come to realize that it wasn't Groo whom she wanted. Their search for
young Connor would no doubt give Angel and Cordelia another chance to
bond. Lorne -- Lorne he hadn't had much time to consider. The demon was a
survivor, though, and Wesley had no doubts that he would manage to come out
of anything, on his feet. Groo hardly mattered to Wesley's decision, as the
world could always use another fighter for good, and Groo didn't actually
need his Princess to fight for. Whether he figured that out, or not, was
no concern to Wesley.
What was his concern was Connor. The child was sleeping soundly when
Wesley entered the room, and did not stir as Wesley rapidly threw together
a bag. He slung it over the same shoulder as the valise, its weight hardly
registering as Wesley went back to the crib. He took the baby sling off
the chair, where it had lain since he'd bought it three weeks before. No
one ever used it, but Wesley hadn't minded. He used it now, slipping it
over his head, across the other shoulder, and picked Connor up and placed
him inside. Still sleeping, not the slightest stir.
Wesley left the crib as it was, and left the room. He wished he could
leave a letter, at least. But anything he could say would be too
much. Even 'goodbye' -- addressed to any of them -- would tell them
something. He needed the confusion and delay and beliefs that the lack of
message could bring.
The father would kill the son. That was certain enough. Even ancient
Greek couldn't be misunderstood with as simple statement as that. Coupled
with the rest of the prophecy, and the four others which referenced it...
Wesley knew what had to be done. The father would kill the son, and by so
doing the balance between good and evil would be solidified for a thousand
The battles would still be waged, but there would be no war to overwhelm
the world. There would be no end to the fighting -- for that would be the
end of the world itself. More, Evil would not win, and that was as great a
victory as they could hope for. The prophecies were all quite clear, and
Wesley's own heart knew it to be true. He hated the pain he would put his
friends through. But the damage would be worth the result, when the final
tally sheets were in.
He didn't expect to be around for it. But he knew it would be for the best.
Wesley closed the door to Angel's suite, and walked very carefully down the
hallway. He had one hand on the strap of the valise and duffel, the other
cradled the sleeping infant at his chest. The father must kill the son,
and thelast ten thousand years' worth of prophecy all agreed that the only
way to ensure it was to raise the son to fight the father.
The father walked the side of good.

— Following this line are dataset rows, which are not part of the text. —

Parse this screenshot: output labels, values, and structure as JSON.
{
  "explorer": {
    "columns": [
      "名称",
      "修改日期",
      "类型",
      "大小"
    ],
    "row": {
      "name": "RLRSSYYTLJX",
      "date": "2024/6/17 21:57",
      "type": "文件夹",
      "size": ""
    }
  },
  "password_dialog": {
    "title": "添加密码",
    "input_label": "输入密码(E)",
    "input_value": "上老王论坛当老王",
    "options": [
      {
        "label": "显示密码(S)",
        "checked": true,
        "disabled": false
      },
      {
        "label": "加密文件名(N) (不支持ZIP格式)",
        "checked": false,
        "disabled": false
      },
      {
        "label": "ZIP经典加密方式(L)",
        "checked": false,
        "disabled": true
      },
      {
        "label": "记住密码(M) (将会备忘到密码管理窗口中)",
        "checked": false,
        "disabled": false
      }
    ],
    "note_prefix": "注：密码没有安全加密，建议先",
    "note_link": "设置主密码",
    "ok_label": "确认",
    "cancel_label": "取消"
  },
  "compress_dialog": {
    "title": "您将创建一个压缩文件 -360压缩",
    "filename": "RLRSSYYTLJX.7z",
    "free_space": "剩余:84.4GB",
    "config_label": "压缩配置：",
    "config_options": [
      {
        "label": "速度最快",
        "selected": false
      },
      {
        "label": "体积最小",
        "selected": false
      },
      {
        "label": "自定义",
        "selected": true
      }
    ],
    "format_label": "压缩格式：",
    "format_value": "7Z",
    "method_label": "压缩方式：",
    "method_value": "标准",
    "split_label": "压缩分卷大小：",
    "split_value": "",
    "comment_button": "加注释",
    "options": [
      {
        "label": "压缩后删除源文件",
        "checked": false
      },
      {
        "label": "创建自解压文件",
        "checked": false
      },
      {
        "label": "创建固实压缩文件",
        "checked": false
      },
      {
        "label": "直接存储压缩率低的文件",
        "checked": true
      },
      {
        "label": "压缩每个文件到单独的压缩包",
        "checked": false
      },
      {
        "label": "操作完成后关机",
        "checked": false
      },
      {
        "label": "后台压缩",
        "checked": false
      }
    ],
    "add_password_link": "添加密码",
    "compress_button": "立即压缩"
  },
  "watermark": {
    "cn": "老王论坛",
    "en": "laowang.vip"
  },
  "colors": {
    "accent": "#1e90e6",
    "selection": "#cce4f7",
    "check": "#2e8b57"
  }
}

Therefore, the son must be handed over
to evil. There would be a plane waiting at LAX airport, to carry the son
away. Wesley expected to be taken as well, or slain on the tarmac and left
to be found by his companions. Ex-companions.
He knew that by taking Connor away, he risked Angel sliding once more into
darkness. But Wesley had faith in Cordelia, and Gunn and Fred, and perhaps
in a corpse left behind, to keep the fire of outrage and justice burning in
the soul of the monster. There were others checks in place, regardless,
and others who studied the prophecies would keep watch and take the
Wesley's part was just this. To take the child away -- to have been here,
to have been trusted, that the vampire with a soul would leave his son
behind in the care of the one who knew what had to be done. Two and a half
years at Angel's side, for this.
Wesley made it downstairs, and out the back door, and his heart began to
pound loudly. He wished he could have said goodbye. But they all had each
other, and they would be able to carry on the fight, without him.